Fair Game hits theaters November 5
The thriller is based on the true story of former CIA agent Valerie Plame, whose investigation in to possible weapons of mass destruction in Iraq eventually led to a highly publicized scandal involving the Bush administration.
The film has a runtime of 1 hour 48 minutes and is rated PG 13 for some language.
For Valerie Plame, the CIA operative whose cover was blown by the Bush administration, the best part of a new film about the scandal may be that years of many complex twists and turns in her life are clearly revealed to Americans.
Her support contrasts to Facebook founder Mark Zuckerberg turning his back on the dramatization of his life in the recent box office hit “The Social Network.”

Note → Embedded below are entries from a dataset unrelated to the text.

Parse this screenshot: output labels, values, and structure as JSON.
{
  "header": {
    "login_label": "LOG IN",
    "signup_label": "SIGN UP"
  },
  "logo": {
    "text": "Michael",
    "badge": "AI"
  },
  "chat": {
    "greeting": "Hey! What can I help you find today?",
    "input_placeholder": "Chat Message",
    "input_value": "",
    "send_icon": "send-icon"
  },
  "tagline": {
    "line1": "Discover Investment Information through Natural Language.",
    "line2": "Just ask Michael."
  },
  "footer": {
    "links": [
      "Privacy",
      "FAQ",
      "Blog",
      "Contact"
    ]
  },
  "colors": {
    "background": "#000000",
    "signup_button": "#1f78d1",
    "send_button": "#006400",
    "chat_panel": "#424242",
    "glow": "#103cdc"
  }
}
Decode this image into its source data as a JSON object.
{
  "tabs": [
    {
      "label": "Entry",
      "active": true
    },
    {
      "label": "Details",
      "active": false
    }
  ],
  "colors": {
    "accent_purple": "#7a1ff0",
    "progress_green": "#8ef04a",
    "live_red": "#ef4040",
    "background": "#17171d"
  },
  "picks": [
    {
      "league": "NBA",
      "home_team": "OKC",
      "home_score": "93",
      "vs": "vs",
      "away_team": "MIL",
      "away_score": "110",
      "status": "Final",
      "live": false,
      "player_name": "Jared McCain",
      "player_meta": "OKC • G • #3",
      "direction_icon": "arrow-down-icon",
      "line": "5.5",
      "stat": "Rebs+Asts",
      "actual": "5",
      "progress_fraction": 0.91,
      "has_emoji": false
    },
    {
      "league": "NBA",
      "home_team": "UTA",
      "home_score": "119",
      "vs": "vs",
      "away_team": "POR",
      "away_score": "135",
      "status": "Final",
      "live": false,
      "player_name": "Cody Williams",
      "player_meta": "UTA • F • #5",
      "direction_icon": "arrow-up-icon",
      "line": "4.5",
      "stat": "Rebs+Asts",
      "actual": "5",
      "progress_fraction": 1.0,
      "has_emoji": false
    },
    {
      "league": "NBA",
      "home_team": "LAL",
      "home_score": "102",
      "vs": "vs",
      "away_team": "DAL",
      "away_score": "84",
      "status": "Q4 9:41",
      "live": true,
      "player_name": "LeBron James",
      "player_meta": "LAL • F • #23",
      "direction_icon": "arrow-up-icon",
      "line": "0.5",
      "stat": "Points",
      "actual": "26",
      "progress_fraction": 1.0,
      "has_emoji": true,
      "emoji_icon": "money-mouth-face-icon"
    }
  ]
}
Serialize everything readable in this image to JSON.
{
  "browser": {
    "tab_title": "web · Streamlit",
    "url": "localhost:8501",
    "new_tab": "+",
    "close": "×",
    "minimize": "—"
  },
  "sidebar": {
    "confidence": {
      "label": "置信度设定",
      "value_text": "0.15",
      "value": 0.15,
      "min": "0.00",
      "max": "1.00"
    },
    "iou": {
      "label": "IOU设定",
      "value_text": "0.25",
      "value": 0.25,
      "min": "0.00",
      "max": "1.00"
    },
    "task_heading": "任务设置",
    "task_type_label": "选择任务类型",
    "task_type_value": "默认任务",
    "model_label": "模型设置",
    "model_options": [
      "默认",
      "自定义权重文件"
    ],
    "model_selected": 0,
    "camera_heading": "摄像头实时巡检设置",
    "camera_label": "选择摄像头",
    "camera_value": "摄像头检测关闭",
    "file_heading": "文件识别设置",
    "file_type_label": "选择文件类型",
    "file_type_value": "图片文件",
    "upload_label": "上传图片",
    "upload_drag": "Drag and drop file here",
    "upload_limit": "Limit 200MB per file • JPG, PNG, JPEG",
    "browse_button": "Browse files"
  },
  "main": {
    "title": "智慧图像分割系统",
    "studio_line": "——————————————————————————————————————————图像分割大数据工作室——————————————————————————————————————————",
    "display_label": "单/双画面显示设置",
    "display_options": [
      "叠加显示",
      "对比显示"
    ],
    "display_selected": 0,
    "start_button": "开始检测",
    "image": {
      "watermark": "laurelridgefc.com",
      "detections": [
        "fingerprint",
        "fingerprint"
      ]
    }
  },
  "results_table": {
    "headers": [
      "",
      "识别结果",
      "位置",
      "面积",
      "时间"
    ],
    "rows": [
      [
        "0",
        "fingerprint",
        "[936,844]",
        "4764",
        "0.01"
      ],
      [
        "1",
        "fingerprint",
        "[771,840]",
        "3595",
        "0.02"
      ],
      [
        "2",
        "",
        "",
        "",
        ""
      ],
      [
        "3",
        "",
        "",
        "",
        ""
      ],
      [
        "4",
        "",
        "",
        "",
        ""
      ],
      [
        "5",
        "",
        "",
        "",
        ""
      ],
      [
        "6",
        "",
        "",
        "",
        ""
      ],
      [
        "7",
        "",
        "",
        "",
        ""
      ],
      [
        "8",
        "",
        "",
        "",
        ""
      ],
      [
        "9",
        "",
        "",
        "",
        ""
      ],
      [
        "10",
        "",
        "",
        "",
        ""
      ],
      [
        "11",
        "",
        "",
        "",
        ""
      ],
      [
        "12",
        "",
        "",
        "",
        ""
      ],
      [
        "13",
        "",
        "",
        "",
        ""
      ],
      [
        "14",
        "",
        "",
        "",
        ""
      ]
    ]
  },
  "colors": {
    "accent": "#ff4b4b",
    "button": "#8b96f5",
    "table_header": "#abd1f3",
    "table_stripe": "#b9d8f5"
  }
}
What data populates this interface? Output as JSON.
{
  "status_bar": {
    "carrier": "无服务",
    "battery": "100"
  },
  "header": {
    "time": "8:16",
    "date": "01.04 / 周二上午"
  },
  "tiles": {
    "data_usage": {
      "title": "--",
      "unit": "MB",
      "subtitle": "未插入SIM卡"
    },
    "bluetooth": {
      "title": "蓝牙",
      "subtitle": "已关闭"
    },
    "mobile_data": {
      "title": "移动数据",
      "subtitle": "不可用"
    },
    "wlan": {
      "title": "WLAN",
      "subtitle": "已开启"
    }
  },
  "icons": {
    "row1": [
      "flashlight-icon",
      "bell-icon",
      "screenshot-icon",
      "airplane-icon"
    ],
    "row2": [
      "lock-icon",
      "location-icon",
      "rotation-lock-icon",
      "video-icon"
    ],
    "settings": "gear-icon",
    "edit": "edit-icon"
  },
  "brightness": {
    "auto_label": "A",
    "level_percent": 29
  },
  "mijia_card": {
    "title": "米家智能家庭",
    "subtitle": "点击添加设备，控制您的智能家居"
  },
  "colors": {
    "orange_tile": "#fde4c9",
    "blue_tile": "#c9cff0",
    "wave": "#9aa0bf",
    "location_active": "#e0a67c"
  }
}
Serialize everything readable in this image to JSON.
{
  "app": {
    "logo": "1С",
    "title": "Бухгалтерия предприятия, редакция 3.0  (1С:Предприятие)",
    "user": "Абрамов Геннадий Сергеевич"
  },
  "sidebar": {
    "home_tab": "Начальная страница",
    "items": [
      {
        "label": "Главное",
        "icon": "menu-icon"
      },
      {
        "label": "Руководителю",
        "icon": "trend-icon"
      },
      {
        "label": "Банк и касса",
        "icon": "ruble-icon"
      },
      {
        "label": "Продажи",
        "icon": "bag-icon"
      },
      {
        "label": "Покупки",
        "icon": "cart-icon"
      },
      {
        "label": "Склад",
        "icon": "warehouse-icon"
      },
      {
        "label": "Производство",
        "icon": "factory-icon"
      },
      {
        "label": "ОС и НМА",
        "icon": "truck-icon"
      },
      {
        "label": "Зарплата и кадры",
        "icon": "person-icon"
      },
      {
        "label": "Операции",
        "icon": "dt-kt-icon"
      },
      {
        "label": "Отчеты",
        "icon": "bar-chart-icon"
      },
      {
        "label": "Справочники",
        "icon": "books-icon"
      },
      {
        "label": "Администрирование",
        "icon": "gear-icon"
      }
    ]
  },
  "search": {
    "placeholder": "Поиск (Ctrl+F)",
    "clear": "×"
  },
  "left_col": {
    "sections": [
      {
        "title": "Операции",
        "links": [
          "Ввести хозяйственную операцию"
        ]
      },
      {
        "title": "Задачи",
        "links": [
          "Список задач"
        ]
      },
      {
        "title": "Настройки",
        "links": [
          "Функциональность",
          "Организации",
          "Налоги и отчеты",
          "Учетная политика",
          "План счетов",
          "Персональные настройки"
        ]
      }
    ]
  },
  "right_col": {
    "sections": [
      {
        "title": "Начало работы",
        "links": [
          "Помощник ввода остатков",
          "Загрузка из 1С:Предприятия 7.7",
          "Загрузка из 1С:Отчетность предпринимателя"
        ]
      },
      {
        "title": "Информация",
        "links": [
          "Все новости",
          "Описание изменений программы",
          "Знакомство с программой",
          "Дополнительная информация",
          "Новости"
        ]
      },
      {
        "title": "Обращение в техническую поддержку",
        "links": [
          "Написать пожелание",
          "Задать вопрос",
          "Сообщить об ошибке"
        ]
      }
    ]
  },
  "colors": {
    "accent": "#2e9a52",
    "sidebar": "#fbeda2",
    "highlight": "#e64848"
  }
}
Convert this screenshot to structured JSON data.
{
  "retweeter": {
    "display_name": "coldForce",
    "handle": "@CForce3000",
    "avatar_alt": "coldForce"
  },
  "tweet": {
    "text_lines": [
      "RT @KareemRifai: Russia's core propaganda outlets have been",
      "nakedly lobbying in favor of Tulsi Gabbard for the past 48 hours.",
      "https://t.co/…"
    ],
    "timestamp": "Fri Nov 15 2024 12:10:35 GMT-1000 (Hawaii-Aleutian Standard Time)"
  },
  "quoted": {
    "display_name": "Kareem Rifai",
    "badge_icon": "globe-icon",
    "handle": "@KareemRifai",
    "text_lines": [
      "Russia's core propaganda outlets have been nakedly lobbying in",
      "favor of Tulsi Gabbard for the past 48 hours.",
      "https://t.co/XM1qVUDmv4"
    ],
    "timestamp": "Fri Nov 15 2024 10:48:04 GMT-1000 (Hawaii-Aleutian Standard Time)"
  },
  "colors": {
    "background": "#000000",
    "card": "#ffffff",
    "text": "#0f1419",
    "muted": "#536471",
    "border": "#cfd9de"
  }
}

Hollywood filmmakers are famous for ignoring facts to dramatize a story in two hours or less, but Plame and her husband Joe Wilson seem happy with the condensed version of their tale of global espionage, Washington politics and White House scandal.
“We finally get the chance to say ‘Here’s the story’ and take away the lessons, as Joe talks about, of what it means to hold your government to account for words and deeds,” Plame told Reuters about the film “Fair Game”, opening on Friday in U.S. theaters.
“Joe” is former Ambassador Joseph Wilson, whose public challenge of the Bush administration’s case for war in Iraq in 2003 led to a press leak about his wife’s covert identity, a firestorm of controversy and a criminal conviction of a key White House staff member.
“Fair Game” is based on Plame’s book of the same name and stars Naomi Watts as her and Oscar winner Sean Penn as Wilson, and the real-life couple relish the opportunity it brings to reinforce their sense of patriotism to movie audiences.
“The lesson I hope people take away from it is that if you wish for our Republic to remain strong, you as citizens have to be responsible and do your civic duty,” said Wilson.
The film’s makers, however, are less focused on the politics than they are the personal drama of what happened to Plame and Wilson and the impact it had on their marriage.
Moreover, “Fair Game” is no plodding political drama. It is fast-paced and full of suspense, hopping from Washington to Africa, the Middle East and back — what one might expect from filmmaker Doug Liman, who also directed action-filled thrillers “The Bourne Identity” and “Mr. and Mrs Smith.